Task goal:
Which lines of the data below include the string "icon"? Return each of them.

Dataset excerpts
────────────────────────────────────────

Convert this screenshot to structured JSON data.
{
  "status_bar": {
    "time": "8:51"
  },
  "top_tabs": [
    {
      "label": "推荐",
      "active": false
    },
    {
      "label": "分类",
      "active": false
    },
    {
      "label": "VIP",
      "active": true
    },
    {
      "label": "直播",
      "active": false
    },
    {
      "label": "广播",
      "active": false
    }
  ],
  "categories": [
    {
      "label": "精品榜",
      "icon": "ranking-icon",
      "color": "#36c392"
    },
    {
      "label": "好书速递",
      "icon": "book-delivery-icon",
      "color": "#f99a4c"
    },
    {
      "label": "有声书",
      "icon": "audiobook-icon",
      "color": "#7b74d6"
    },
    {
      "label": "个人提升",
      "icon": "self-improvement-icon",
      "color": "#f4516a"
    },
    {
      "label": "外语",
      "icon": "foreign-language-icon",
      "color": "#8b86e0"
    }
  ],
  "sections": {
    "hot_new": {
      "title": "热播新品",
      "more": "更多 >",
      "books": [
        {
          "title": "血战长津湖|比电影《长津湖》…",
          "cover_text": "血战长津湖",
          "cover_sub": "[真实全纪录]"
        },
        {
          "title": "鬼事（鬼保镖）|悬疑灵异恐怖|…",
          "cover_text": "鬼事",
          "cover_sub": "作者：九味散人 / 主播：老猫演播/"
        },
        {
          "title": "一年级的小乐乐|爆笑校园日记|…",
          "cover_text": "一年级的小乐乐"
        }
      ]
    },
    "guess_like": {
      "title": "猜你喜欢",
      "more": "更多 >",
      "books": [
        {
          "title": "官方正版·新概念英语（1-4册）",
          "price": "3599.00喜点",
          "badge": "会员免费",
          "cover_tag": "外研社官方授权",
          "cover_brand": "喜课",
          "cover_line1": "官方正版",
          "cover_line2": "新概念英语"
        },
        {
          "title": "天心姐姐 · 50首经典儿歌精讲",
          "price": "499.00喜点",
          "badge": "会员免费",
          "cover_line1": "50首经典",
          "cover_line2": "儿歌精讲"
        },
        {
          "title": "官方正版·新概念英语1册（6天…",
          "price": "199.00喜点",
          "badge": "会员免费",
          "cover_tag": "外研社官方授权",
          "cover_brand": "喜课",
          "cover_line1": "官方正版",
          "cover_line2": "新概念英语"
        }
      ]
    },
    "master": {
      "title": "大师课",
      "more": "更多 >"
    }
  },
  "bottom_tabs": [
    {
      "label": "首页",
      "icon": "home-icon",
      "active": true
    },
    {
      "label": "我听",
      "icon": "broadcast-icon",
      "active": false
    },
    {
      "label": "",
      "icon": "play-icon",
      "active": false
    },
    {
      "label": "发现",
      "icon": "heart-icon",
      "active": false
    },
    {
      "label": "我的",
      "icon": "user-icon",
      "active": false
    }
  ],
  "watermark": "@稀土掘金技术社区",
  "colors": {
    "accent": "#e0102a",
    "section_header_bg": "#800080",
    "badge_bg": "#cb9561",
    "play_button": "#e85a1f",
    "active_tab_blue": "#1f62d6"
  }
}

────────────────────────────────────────

Reply to the exercise:
      "icon": "ranking-icon",
      "icon": "book-delivery-icon",
      "icon": "audiobook-icon",
      "icon": "self-improvement-icon",
      "icon": "foreign-language-icon",
      "icon": "home-icon",
      "icon": "broadcast-icon",
      "icon": "play-icon",
      "icon": "heart-icon",
      "icon": "user-icon",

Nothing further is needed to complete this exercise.